According to a Dune Analytics dashboard, the total costs paid for Ordinal inscriptions on Tuesday exceeded 272 BTC, or almost $7.6 million. With daily network fees topping 23 BTC, or around $660,000, over 372,000 inscriptions were made on the Bitcoin network on only Monday alone, adding to a daily record 682,281 Bitcoin transactions.
According to Trevor Owens, Managing Partner of Bitcoin Frontier Fund, “the majority of the acceleration is BRC-20.” More than 1 million more inscriptions were added to the more than 2.5 million already present on the Bitcoin network in less than a week thanks to the BRC-20 token standard, which made it feasible to issue tokens and meme currencies on the network.
BRC-20, also known as Bitcoin Request for Comment number 20, was first released in March and enabled the Ordinals protocol to create fungible tokens, sparking renewed interest in creating NFT-like assets on the Bitcoin network.
But even though JPEGs are overrunning the internet, most inscriptions still use text.
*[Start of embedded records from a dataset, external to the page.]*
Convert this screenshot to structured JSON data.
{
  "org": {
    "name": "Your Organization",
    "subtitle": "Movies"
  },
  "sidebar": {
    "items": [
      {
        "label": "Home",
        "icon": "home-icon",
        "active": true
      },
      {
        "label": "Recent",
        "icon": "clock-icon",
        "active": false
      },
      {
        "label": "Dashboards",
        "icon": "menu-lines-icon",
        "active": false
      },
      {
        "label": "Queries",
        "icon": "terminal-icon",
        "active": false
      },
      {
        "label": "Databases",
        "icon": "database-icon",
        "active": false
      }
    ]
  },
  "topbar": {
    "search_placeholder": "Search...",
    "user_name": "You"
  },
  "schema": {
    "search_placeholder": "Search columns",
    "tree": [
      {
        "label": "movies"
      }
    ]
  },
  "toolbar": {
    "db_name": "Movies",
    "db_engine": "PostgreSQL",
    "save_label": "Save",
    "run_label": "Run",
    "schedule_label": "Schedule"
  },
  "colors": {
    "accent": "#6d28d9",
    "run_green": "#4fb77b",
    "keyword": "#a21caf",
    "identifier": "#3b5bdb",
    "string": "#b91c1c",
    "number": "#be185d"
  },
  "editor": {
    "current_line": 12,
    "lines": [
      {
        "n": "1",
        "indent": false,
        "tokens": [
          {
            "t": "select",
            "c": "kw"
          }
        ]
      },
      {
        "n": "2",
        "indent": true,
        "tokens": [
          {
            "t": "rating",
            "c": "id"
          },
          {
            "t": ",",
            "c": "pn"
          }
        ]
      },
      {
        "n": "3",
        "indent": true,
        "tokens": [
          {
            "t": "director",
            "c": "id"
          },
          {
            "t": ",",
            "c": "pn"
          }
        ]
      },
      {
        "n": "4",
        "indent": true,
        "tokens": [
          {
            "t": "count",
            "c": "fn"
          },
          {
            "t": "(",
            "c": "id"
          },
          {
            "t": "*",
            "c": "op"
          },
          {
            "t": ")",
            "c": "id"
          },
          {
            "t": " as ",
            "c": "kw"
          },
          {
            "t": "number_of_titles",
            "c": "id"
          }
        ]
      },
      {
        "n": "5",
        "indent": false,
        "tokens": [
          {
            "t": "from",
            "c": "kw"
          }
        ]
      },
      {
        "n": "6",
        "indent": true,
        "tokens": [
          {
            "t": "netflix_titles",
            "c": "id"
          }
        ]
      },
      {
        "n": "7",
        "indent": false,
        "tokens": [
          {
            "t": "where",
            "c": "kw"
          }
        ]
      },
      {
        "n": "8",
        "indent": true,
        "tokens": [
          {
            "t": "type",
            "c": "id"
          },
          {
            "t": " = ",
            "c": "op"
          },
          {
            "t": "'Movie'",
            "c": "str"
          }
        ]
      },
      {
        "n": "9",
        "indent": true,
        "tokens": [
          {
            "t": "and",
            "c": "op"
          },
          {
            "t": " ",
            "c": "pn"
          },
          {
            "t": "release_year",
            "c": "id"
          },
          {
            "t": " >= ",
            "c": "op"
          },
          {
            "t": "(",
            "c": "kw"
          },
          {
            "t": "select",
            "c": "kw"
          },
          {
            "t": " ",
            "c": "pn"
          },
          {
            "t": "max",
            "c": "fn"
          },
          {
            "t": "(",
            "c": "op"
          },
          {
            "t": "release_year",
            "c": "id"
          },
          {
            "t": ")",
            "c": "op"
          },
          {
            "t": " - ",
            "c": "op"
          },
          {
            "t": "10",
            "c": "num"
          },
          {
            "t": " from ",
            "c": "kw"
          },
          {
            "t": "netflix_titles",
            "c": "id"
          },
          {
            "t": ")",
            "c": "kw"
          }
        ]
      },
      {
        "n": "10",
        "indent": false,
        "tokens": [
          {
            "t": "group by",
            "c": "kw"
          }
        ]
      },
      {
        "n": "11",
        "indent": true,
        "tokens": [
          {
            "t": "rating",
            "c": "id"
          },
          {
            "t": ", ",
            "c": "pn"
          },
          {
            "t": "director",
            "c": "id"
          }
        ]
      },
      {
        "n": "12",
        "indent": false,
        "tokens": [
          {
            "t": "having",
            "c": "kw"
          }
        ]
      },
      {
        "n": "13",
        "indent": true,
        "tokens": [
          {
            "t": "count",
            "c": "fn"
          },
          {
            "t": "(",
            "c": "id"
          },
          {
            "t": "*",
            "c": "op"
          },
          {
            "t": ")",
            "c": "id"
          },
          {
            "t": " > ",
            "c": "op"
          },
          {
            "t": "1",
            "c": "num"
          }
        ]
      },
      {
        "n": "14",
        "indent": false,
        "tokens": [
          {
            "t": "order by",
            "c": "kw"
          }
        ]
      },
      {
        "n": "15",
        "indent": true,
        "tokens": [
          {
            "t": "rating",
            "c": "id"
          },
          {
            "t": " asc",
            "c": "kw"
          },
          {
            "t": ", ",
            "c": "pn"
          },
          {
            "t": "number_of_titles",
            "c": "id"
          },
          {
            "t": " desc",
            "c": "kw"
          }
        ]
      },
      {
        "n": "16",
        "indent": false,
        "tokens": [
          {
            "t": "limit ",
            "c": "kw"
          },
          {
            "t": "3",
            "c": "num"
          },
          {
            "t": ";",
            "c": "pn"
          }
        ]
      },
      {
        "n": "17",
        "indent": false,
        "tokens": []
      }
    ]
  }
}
According to Owens, text inscriptions are less expensive since you pay for the amount of data you use. In contrast to JPEGs and other digital media, they are low-cost and high-volume.
According to statistics from Mempool, the current memory consumption on the Bitcoin network is above 650 MB, which is twice the original 300 MB capacity. This shows a stronger demand for computer memory because of the increasing transactions and longer blocks. Although this might make maintaining a node more difficult, supporters of Ordinals claim that it secures and fortifies the network.
According to anonymous Twitter user @LeonidasNFT, greater costs on Bitcoin are a very positive. “We will see fees on Bitcoin continue to climb as long as the value gained from minting BRC-20 tokens is higher than the value lost to the inscription fees,” he said.
Leonidas says, “It indicates strong demand for Bitcoin’s block space, which is essential for the protocol’s long-term success.” “The days of using Bitcoin to only transfer BTC to your hardware wallet once every few years have ended.”
The Bitcoin blockchain benefits from high fees because they reward miners, prioritizes value transactions, and improve network security. While flooding the Bitcoin blockchain with JPEGs and driving up sending costs may benefit miners and the network’s security, it raises the cost of transactions on the network.
According to a tweet from Taproot Wizards, the Taproot Wizards collection took up over 80MB of Bitcoin block space when it was inscribed in February. However, current Bitcoin transaction fees are so high that we would have had to pay 32 BTC in fees if we had attempted to encrypt the 80MB of wizards today. Nearly $1 million was spent.
Owens said, “I think this is the best thing that could have happened to Bitcoin,” noting that the introduction and growth of Ordinals did not need a modification to the Bitcoin underlying protocol. “To reach mass adoption, we need to increase the value of Bitcoin through better user experience and more use cases, and we’ve unlocked new use cases to bring in liquidity, new users, and lots of developers.”